by Joel Saltzman
Most of my friends and clients know that I had been in the wireless business since day one, long before handhelds or even transportable phones existed. They also know that I'm an avid surfer and start my mornings at the beach. My friends used to joke about whether I actually had the technology to make and receive phone calls from the water while surfing. I usually responded that when that became possible, I was retiring. Well it did, and I am now retired from the cellular industry. I still do some wireless IT consulting in regards to business Internet providers, global data roaming, voIP cloud phone services, SD WAN, and Cyber Security though.
I personally use an iPhone, not because I love Apple but because they are more stable and secure than Android devices. I hate the way Apple regularly sneaks nasty features and functions into their software upgrades and never recommend doing a software upgrade just because they pushed it out to you, ...unless it addresses a critical issue on an app you use. I had always recommended my clients to disable the auto upgrade feature and wait a few weeks before doing these software upgrades. I would google "problems with new iOS 12.4" or whatever the new version was and look for the same kind of problems listed. If dozens of people noticed that their battery life now sucked, Id wait for the upgrade "patch". What makes matters much worse this time is Apple burned the bridge of return down so it is no longer possible to go back to iOS 12.3 or anything earlier.
Last week, there was even an article about how Apple modified a standard Texas Instrument chip to give error messages when customers changed out batteries, even if they were genuine. This was done on the new XS, XS+ and XR models in an attempt to make sure all battery upgrades were done at APPLE stores and not 3rd party stores, even those using the same exact OEM parts.
There is no doubt that the android camp is far more advanced in hardware innovation, after all, Samsung makes Apple's top of line Apple X displays. Qualcomm and Intel make the engines (processors). Where Apple excels though is with their Software (operating system), interconnectivity between Apple devices, and security.
So a funny thing recently happened. I've been using a RipCurl watch for the last three years that has the ability to use GPS to track lots of cool information while I'm surfing. It would show me how far I paddled, how far I surfed, how long each wave was in yards and minutes and lots of other cool stats. At the time this product was invented four years ago, it was quite revolutionary. In four years, Ripcurl has upgraded the software numerous times and but only recently came out with a new 2nd generation of the device which was essentially the same, albeit a tad smaller. Meanwhile Apple has had four different iWatch models with tons of software upgrades.
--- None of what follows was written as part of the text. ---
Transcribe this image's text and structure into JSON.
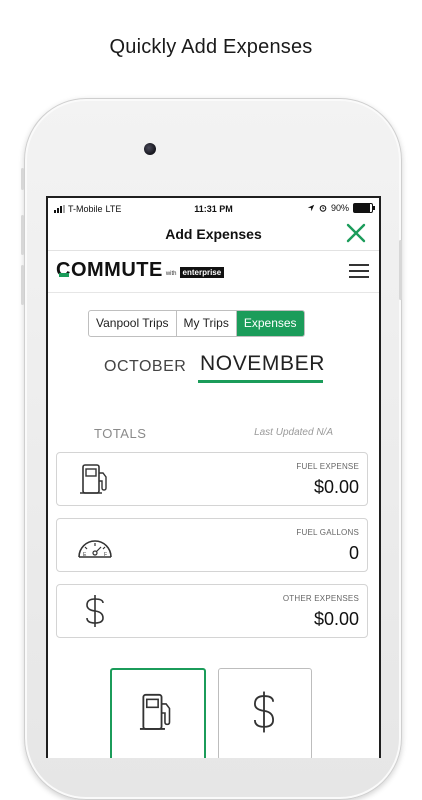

My RipCurl search watch would capture all of my surf session statistics which I could then sync to transfer to my Ripcurl iPhone application so I could see the information more completely than the summary given on the watch itself. As I mentioned, the technology world moves fast and while this was a game breaker four years ago, Apple not only just took took RipCurl's technology, they just advanced it and here is how.
Most Southern California core surfers know about Swellmagnet.com. They are an amazing FREE resource that provides live HD camera feeds at many of the major breaks from Mexico to Malibu. They are my first choice when checking the surf online. Their biggest competitor, Surfline, a corporate conglomerate, offers very quick glimpses of their cams with annoying commercials, unless you subscribe to their "Premium" service for $69.99 per year. While Swellmagnet has far more reliable cameras at my home break, they only have a couple dozen, whereas Surfline has over 500 globally. This meant that I still needed to rely on Surfline cameras for San O, Trestles, C-street, 15th street Del Mar, and Ponto jetty in Carlsbad. Even still, if it weren't for the fact that Surfline also offered a feature called "Camera Rewind" that enabled me to go back and actually see my waves on their pre-recorded camera videos, I would have dumped them by now. While this added feature was cool, it was a time consuming and a pain in the butt process sifting through all of their footage.
Enter the game changer... Surfline's "Surf Sessions"! Here’s how it works: when surfing with a smart watch, your GPS points and timestamps are sent through an algorithm to determine exactly when you’re riding waves…and when you’re not. For each wave the algorithm detects, Surfline generates a clip from its Cam Rewind product and delivers it to your Surfline app. The system then adds approximately 10 seconds to the beginning and end of each wave so you can see your paddle, takeoff, and kickout. As of launch, Surfline Sessions works with Apple Watch (Series 2 and higher). You can choose to track through either the Surfline app or Dawn Patrol. Surfline Sessions is now available following two and a half years of passionate research and development. Ironically, this technology will be coming to Ripcurl too.
Well, I just bought my iWatch four and would have been reporting back how well this thing worked except for one small issue. Mother Nature decided today would be the smallest day of the year for surf. It's ankle high and nothing out there to ride. I'll follow up on how well the Surf Sessions application works ASAP.
Joel Saltzman has over twenty years of wireless industry experience. He is currently CEO and Chief Wireless Analyst for Dr Wireless.